TASK PROMPT » When a line below holds the string "switch", show that line.

DATA PROVIDED »
- - - -

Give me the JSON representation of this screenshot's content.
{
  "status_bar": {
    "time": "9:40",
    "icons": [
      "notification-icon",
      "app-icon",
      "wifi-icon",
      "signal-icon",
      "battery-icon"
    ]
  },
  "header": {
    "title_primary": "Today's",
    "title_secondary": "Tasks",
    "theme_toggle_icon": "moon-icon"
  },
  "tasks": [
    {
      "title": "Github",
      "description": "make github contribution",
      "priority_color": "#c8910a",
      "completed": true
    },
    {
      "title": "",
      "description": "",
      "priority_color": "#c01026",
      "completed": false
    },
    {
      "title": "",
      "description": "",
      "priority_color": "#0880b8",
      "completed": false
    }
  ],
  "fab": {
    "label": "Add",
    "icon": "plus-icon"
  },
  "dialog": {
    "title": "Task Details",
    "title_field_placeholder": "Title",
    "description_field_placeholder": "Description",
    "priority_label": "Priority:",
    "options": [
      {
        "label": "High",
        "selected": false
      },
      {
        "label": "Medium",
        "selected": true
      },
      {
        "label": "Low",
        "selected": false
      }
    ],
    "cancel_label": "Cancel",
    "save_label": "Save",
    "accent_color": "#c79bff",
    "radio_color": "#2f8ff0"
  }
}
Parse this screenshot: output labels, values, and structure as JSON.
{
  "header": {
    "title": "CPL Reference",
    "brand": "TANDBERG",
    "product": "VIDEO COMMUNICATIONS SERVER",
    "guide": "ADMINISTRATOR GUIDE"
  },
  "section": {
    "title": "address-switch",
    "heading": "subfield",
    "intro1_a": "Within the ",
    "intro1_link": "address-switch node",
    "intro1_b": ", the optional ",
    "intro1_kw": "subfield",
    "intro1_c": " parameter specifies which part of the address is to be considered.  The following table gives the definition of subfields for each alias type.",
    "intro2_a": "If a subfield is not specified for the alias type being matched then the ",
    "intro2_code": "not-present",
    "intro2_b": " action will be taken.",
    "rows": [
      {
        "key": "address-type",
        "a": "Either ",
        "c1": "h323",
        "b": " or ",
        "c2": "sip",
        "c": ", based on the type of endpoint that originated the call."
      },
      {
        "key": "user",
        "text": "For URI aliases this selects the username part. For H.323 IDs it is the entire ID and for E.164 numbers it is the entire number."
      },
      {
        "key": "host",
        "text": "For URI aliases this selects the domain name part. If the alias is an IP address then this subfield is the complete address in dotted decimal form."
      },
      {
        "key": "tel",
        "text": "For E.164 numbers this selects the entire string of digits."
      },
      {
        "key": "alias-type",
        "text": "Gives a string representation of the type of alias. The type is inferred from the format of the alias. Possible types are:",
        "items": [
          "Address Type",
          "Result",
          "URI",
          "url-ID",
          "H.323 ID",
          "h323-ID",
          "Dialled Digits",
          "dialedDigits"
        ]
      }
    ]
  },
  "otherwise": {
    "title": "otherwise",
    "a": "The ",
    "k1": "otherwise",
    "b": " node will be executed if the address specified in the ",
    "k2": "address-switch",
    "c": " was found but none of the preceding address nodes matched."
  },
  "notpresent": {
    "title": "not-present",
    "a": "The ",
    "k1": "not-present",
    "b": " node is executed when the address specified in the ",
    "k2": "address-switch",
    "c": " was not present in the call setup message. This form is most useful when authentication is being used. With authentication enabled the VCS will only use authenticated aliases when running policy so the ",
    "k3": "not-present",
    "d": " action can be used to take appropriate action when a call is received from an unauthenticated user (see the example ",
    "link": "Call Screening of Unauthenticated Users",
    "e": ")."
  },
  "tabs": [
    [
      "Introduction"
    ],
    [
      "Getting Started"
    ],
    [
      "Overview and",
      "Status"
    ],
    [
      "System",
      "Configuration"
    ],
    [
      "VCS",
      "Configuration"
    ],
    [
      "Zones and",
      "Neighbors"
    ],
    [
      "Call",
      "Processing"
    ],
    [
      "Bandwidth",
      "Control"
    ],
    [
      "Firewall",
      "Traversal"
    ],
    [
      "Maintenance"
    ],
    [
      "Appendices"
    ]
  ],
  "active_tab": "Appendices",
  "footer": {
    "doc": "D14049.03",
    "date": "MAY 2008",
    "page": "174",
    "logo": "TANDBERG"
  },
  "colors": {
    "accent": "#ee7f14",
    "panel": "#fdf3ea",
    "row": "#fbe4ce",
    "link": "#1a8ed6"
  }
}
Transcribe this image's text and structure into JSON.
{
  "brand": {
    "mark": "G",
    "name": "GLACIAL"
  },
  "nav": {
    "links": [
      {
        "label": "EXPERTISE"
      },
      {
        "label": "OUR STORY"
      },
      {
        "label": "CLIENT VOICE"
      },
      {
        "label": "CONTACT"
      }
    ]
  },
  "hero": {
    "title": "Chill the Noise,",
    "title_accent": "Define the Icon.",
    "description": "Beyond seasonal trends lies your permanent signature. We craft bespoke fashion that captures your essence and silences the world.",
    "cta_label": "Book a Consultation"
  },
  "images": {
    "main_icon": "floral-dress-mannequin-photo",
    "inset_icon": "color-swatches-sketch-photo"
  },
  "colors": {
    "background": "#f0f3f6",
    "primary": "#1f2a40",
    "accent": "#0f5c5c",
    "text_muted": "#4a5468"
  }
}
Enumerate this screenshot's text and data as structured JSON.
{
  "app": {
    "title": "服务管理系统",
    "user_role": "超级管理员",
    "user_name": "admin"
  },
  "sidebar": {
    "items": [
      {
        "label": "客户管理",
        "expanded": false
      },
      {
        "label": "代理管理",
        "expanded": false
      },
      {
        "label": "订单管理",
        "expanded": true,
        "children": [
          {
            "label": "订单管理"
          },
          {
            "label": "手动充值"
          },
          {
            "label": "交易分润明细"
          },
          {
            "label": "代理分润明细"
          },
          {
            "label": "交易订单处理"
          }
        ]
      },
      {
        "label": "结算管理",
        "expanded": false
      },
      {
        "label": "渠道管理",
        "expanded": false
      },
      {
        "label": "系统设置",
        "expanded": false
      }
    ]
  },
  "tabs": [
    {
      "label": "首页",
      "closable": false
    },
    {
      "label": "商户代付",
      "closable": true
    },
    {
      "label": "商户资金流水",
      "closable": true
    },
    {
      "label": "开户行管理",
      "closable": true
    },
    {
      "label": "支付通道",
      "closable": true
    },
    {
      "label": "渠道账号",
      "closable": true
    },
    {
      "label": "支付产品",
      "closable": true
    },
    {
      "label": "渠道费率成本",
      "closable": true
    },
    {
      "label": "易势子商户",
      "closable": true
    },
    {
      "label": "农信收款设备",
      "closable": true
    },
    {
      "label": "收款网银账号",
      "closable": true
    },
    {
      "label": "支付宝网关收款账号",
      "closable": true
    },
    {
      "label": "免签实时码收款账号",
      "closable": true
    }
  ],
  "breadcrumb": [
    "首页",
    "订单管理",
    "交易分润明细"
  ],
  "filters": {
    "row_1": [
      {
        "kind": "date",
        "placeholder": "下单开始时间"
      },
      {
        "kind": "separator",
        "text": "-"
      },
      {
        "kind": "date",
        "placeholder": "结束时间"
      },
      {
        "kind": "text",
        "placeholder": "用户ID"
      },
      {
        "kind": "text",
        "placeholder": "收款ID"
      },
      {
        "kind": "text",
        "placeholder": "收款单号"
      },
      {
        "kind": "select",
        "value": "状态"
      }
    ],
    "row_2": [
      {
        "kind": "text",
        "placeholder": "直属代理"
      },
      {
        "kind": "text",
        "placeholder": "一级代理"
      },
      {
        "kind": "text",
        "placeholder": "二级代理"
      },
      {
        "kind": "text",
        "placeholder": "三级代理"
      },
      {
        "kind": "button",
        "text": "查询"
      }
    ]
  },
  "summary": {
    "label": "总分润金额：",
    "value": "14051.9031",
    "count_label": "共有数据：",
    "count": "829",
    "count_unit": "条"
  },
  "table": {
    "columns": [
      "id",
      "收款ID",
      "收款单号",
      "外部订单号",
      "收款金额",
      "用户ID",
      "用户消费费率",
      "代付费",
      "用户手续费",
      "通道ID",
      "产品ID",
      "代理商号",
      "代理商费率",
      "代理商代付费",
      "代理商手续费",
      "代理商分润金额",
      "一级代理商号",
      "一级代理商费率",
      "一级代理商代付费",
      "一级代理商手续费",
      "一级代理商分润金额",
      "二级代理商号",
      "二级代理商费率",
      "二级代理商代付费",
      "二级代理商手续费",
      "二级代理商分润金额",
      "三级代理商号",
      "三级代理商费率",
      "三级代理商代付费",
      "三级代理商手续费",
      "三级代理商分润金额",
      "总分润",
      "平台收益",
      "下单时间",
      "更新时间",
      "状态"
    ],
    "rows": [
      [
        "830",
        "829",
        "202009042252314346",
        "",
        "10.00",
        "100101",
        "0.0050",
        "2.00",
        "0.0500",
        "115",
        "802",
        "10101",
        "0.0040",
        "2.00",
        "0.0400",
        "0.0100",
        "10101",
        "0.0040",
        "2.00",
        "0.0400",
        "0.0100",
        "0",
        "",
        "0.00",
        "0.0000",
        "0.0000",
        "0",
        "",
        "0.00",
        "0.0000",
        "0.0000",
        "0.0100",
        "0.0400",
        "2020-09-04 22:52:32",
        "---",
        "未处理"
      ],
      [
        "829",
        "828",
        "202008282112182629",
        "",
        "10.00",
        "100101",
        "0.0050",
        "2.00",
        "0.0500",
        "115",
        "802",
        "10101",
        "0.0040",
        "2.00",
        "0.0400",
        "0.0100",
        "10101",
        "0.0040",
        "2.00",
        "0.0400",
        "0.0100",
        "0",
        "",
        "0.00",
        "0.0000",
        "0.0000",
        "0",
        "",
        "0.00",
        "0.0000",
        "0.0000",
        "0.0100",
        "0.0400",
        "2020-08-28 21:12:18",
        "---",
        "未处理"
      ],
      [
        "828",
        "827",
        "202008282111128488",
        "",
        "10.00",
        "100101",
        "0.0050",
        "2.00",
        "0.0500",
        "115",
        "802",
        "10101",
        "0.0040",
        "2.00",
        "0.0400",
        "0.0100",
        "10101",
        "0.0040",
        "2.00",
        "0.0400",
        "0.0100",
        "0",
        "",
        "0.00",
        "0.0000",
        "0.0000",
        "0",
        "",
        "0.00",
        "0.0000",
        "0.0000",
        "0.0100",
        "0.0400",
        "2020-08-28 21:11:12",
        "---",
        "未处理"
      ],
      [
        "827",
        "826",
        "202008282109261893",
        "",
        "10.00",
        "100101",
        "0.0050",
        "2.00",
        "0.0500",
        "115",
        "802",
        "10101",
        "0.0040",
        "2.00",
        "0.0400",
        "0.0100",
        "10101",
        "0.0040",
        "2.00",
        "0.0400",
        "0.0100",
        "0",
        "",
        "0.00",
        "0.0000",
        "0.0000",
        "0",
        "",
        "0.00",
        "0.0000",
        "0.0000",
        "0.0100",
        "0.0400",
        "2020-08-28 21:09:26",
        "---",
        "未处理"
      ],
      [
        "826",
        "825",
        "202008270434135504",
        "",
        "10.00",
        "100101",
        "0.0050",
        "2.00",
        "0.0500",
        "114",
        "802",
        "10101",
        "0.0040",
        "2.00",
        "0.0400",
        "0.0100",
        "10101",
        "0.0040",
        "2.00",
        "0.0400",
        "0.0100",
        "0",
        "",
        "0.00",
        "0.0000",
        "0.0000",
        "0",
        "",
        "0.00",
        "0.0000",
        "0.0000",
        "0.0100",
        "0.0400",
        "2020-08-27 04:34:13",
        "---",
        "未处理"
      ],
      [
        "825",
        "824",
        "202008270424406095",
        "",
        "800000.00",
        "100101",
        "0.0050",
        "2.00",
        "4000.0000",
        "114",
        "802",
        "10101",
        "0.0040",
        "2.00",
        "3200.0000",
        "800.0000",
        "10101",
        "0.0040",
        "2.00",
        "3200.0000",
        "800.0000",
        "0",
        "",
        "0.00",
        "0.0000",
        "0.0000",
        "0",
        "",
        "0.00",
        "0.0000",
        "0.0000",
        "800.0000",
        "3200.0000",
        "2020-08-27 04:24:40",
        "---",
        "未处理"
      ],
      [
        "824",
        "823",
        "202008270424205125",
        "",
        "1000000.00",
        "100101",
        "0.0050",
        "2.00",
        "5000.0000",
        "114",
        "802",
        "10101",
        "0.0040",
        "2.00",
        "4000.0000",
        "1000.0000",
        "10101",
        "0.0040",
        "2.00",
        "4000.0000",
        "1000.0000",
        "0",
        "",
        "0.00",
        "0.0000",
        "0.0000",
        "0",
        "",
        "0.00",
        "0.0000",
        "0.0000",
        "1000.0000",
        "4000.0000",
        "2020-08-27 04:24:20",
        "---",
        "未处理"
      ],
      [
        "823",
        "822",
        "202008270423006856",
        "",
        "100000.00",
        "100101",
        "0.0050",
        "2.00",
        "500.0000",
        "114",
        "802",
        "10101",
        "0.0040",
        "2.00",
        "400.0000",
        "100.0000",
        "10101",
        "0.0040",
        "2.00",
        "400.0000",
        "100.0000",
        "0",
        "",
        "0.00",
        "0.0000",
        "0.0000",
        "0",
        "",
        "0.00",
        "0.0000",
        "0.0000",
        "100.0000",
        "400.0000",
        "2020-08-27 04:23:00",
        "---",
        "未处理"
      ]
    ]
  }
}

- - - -

RESPONSE AREA »
    "title": "address-switch",
    "intro1_link": "address-switch node",
    "k2": "address-switch",
    "k2": "address-switch",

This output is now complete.